In fact, the increasing urbanisation and population pressure at coastlines may well be one of the many reasons for more rapid coastal erosion. Buildings and humans crowd out the natural elements that tend to protect against erosion, such as wetlands, plants and sand dunes.
Another major reason for the disappearing beaches is obviously rising sea levels. But, as experts explain, the real reason why Maghreb countries are experiencing some of the worst coastal erosion in the world may actually lie much further inland.
“If there is a difference between the Maghreb and northern Mediterranean countries, then I think it’s about the number of dams and the number of rivers,” explained Gil Mahe, research director at the Hydrosciences Laboratory in Montpellier, France, who’s currently working at the Institut National des Sciences et Technologies de la Mer or INSTM, in Tunisia. Erosion is happening faster here because “there are not a lot of rivers and a lot of dams,” Mahe said.
Studies in Tunisia, Algeria and Morocco that investigate the history of sedimentation near where rivers reach the sea, have shown that where there are large dams, not enough sand is arriving on the coast, Mahe explained. The natural geomorphological functioning of a coastline would see sand arrive to bulk up the coastline, then it would be washed out to sea by marine currents.
But the Maghreb coastline is under pressure from two elements of climate change. Warmer temperatures are causing sea levels to rise, which encroaches on beaches. It also makes extreme weather events, that can damage the coastline with, for example, floods, huge waves and wind, more frequent.
At the same time, a heating planet also has less rain, which means that local authorities in North Africa are trying to store fresh water wherever they can, in order to provide it to that ever-growing coastal population. This requires more dams.
It sounds like a vicious circle. But Mahe, who is working on various plans to better manage Tunisia’s coastline and make it clear to local authorities exactly what is at stake, does have some hope. While a rise in sea levels is now inevitable, he said, there are numerous ways to minmise harmful human impacts and better protect coastlines and to cope with what’s coming, until humans and nature “reach a new equilibrium,” he argued.

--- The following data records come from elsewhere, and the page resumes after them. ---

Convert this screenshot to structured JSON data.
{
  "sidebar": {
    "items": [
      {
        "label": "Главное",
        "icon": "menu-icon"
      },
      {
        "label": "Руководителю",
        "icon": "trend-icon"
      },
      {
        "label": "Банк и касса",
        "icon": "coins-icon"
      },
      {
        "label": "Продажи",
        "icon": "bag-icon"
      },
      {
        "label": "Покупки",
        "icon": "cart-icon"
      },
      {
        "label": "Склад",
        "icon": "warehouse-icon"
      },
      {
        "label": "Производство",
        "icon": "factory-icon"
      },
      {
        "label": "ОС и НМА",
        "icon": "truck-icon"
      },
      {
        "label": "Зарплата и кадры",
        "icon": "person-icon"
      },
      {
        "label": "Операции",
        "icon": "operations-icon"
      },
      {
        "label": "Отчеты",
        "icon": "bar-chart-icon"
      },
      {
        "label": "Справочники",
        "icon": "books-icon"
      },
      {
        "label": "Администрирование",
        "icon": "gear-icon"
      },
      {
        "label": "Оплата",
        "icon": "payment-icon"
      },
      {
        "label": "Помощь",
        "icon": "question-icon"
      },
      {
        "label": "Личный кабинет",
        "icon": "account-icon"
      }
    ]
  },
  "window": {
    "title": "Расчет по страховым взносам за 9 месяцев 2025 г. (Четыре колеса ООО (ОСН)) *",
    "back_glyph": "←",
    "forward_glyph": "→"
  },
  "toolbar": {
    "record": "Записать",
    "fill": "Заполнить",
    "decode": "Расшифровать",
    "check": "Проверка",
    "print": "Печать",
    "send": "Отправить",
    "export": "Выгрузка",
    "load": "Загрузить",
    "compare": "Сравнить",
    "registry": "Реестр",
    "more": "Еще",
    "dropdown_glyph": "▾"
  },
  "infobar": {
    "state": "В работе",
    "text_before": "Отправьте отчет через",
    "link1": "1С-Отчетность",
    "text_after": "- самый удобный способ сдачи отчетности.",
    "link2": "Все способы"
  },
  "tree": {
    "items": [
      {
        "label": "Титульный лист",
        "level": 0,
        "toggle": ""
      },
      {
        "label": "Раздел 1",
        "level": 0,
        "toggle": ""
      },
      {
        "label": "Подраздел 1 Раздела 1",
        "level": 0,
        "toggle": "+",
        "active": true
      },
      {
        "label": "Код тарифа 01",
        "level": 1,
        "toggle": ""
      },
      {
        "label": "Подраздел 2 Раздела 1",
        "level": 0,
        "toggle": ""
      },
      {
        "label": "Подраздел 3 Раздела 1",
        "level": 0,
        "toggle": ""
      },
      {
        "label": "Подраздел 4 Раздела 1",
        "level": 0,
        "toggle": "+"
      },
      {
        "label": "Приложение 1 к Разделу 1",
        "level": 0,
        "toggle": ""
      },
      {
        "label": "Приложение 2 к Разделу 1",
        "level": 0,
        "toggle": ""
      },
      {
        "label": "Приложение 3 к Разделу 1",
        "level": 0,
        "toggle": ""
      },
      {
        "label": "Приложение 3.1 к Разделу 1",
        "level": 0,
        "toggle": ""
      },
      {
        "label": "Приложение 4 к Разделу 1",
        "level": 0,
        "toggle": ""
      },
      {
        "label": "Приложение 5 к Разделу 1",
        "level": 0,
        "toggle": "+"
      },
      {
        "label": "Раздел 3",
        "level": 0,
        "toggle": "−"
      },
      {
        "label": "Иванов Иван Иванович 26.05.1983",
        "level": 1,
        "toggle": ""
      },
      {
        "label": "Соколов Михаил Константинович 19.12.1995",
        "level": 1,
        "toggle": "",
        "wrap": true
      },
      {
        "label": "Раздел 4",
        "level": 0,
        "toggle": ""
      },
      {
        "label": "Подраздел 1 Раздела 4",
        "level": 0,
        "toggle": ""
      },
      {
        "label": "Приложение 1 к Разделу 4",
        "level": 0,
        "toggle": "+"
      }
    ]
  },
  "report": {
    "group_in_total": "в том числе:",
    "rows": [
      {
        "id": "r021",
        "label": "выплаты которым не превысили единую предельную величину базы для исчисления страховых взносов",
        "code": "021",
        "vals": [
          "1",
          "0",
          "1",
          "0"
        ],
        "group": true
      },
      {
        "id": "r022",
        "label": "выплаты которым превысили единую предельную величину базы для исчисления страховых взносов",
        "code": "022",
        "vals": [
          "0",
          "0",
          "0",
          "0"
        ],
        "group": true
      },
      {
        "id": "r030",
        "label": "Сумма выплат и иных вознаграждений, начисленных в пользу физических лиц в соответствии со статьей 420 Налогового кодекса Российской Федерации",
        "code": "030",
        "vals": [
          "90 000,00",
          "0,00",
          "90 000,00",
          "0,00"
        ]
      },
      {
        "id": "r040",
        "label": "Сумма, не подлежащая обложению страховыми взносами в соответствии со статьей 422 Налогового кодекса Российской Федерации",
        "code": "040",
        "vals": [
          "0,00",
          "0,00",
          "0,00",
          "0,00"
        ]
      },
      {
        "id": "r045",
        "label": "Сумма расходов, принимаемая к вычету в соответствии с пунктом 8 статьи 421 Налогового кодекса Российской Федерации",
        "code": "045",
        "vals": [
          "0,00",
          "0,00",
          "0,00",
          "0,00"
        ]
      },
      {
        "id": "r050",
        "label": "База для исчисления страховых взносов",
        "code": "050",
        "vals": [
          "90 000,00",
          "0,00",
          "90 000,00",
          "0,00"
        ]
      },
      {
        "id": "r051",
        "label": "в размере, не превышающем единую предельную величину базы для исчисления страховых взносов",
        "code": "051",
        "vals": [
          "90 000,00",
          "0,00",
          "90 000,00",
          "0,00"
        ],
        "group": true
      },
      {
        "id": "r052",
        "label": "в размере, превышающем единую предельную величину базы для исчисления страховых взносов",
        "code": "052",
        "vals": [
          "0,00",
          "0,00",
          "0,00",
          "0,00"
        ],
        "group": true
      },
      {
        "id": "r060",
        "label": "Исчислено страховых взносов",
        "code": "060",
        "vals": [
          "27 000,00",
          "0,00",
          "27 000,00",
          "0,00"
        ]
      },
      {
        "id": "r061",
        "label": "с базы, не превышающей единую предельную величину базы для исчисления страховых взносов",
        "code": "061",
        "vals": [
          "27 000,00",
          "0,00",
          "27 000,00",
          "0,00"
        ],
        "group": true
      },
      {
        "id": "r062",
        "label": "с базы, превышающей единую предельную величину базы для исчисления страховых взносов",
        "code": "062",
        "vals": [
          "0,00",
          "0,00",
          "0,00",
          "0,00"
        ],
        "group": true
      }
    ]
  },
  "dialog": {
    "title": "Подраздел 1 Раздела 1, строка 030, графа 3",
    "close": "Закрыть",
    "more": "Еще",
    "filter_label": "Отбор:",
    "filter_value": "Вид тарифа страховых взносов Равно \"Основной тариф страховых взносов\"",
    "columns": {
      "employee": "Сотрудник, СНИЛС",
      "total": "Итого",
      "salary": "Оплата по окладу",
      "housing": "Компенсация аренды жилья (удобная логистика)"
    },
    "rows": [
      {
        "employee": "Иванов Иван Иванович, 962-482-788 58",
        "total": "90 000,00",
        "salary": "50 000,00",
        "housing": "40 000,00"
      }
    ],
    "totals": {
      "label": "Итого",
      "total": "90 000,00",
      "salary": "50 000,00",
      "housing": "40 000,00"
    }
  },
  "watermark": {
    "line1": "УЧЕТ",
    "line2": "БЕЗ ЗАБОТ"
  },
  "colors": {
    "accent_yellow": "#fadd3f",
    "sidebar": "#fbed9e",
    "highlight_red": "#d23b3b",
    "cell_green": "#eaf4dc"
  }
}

Experts such as Mahe and those at the World Bank recommend what they call “integrated coastal management plans.” These can include everything from a higher tax on coastal construction work and real estate, to the renovation of inland dams that allow more sand and sediment to flow toward the coast, to the erection of wind fences on dunes or replanting plants.
The World Bank is assisting with some of these plans in the Maghreb, the organisation’s Sieghart pointed out. “It’s true that no country can single-handedly address climate change,” she said. But, she added, local reactions are still crucial because “these can help adapt and mitigate climate change impacts.”
- A Tell / DW report